Examine the entries and show every line in which the word "FastFood" is found.

##### Material for this exercise #####

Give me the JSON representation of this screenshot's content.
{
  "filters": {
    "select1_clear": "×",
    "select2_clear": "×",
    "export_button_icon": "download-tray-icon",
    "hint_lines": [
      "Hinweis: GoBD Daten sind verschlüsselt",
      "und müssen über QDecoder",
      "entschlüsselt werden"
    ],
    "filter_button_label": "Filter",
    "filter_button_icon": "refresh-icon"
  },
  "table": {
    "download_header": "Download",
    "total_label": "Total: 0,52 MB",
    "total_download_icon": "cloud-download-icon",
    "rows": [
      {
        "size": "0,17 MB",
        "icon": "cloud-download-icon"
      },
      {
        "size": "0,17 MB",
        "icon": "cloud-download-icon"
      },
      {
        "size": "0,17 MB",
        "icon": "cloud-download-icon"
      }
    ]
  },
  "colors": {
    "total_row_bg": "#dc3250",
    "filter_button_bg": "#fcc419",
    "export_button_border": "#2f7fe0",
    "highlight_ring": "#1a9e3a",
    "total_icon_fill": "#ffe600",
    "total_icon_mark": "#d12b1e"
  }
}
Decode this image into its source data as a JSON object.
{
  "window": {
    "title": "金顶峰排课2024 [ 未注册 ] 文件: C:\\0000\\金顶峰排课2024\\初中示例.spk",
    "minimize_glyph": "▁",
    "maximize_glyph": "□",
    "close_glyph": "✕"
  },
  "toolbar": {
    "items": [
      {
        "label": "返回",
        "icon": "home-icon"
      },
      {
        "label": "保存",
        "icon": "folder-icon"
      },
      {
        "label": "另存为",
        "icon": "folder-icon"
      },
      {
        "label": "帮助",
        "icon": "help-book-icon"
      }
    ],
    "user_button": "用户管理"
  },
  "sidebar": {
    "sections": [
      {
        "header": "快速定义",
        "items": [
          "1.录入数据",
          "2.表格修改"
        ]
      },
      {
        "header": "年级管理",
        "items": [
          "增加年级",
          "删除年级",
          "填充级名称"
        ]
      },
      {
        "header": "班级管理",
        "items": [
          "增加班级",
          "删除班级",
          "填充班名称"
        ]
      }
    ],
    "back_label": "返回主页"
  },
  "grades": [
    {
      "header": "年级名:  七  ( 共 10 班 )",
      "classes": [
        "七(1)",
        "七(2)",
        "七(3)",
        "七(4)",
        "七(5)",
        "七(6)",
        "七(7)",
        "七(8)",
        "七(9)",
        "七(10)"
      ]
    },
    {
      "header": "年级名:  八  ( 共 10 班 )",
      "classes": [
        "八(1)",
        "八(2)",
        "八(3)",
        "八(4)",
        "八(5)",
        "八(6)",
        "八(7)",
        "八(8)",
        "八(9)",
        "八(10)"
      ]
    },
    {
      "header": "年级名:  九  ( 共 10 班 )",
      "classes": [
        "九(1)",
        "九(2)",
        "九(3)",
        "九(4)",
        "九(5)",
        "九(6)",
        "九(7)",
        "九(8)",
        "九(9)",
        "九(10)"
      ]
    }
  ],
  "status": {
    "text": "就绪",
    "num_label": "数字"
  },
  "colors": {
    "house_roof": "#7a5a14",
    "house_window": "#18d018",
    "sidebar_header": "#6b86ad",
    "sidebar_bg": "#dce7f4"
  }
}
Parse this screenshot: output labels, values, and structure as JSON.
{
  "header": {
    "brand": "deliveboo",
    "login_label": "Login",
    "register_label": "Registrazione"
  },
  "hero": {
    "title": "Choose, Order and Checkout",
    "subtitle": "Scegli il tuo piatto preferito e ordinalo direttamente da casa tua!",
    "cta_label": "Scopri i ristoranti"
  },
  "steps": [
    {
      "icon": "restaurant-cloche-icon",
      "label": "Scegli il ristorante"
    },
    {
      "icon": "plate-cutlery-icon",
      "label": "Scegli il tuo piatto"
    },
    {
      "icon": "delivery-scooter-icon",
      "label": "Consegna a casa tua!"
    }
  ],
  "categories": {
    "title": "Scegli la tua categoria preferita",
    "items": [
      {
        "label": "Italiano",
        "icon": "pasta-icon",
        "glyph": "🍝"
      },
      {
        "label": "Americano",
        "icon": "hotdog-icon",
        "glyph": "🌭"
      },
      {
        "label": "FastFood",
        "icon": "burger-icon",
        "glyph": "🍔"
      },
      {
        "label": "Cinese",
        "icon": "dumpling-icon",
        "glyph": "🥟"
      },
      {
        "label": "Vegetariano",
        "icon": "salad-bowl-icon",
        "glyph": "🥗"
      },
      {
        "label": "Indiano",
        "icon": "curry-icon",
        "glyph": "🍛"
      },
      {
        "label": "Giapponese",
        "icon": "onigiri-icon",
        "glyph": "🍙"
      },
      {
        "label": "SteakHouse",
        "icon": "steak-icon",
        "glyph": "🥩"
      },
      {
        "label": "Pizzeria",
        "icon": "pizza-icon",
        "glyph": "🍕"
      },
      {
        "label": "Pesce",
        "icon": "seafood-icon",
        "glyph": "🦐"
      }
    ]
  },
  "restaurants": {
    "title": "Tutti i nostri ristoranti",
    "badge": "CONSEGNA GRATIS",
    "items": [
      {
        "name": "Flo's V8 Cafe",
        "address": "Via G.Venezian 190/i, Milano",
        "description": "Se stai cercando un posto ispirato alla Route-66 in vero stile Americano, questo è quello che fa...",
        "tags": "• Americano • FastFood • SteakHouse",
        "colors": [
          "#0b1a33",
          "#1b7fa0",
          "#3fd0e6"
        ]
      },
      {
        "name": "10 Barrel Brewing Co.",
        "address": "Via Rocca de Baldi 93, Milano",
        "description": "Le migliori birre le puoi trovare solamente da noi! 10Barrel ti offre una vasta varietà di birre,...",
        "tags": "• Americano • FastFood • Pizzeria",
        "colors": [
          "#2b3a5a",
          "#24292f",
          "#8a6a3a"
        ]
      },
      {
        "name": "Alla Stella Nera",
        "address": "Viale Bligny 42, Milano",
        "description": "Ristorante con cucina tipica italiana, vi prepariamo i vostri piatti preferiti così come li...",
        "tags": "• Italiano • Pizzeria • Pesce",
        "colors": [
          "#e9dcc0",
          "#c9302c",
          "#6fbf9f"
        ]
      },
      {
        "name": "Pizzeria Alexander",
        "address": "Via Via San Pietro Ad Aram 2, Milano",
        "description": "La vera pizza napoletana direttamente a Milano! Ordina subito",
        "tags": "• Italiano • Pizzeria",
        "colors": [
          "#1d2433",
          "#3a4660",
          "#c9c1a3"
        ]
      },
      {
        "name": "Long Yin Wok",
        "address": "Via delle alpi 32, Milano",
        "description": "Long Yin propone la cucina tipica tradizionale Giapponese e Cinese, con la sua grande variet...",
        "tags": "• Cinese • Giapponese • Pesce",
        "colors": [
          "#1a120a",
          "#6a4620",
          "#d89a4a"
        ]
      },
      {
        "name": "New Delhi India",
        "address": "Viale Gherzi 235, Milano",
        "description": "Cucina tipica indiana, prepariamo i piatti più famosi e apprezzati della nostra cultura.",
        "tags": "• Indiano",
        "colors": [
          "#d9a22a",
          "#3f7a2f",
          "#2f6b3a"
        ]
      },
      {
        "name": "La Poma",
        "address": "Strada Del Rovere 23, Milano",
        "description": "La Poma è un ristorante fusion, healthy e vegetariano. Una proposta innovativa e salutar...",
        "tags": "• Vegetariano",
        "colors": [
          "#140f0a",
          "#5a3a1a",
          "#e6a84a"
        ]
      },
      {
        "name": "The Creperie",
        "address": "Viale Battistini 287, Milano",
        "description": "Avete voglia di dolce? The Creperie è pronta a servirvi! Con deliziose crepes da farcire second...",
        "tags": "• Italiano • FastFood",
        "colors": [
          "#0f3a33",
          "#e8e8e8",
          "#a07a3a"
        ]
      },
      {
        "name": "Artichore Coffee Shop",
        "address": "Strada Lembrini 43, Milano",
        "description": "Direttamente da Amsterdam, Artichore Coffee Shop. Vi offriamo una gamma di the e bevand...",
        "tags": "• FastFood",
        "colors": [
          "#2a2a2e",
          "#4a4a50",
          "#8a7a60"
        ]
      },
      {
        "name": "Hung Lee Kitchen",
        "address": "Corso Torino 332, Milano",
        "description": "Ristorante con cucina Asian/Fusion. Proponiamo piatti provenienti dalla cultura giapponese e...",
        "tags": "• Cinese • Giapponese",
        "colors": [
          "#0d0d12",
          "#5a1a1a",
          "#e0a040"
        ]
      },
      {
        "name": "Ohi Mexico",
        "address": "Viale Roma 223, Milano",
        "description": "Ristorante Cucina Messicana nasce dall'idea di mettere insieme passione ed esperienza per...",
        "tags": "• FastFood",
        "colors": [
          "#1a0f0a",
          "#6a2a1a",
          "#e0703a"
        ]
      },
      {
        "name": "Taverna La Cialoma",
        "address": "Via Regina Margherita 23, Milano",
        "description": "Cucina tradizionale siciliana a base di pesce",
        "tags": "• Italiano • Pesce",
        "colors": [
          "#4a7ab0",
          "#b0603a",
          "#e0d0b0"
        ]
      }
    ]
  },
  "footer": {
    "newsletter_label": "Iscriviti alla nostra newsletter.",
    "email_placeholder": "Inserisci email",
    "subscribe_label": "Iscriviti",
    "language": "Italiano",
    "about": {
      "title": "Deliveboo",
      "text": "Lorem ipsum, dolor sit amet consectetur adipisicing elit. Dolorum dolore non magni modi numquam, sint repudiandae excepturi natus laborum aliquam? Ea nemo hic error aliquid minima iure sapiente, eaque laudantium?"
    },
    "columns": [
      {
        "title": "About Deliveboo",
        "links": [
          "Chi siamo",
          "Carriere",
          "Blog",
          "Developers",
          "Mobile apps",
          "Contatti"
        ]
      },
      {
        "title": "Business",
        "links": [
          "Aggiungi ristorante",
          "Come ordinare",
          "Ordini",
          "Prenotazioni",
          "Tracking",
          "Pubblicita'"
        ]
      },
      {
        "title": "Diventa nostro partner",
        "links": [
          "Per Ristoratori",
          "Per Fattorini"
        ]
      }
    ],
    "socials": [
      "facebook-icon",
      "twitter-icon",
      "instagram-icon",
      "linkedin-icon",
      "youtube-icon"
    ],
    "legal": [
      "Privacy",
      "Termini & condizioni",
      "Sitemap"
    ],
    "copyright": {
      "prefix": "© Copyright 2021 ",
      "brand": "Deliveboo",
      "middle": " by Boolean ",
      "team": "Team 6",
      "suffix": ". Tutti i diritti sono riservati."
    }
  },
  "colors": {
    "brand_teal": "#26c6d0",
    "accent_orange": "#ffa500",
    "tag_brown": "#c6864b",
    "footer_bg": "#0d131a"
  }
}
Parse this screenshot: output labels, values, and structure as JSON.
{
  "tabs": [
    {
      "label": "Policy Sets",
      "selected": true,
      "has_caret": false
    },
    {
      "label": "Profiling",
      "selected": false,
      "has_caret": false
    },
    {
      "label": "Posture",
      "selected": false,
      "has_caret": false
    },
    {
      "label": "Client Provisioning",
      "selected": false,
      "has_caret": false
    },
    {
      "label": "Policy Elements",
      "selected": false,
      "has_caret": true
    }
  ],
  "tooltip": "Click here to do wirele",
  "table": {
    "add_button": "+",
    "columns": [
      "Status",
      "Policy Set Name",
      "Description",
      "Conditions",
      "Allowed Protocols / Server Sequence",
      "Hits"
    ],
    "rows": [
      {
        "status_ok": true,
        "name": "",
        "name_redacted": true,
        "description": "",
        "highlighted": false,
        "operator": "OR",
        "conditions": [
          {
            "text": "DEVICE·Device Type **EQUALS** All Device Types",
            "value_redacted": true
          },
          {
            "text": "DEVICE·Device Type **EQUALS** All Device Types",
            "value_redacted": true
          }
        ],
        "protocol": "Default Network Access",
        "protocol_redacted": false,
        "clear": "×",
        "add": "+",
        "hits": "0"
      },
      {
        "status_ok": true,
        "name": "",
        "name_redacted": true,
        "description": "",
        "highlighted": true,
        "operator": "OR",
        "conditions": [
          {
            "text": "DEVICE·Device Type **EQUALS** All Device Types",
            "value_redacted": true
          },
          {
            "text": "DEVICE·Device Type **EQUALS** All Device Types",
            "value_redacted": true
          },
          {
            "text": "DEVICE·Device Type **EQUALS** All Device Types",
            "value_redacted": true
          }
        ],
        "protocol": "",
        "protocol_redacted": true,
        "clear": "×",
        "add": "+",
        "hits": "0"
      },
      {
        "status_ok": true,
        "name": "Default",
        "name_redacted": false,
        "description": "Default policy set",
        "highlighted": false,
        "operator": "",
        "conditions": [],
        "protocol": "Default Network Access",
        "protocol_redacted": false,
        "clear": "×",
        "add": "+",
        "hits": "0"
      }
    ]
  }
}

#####

Task solution |
        "label": "FastFood",
        "tags": "• Americano • FastFood • SteakHouse",
        "tags": "• Americano • FastFood • Pizzeria",
        "tags": "• Italiano • FastFood",
        "tags": "• FastFood",
        "tags": "• FastFood",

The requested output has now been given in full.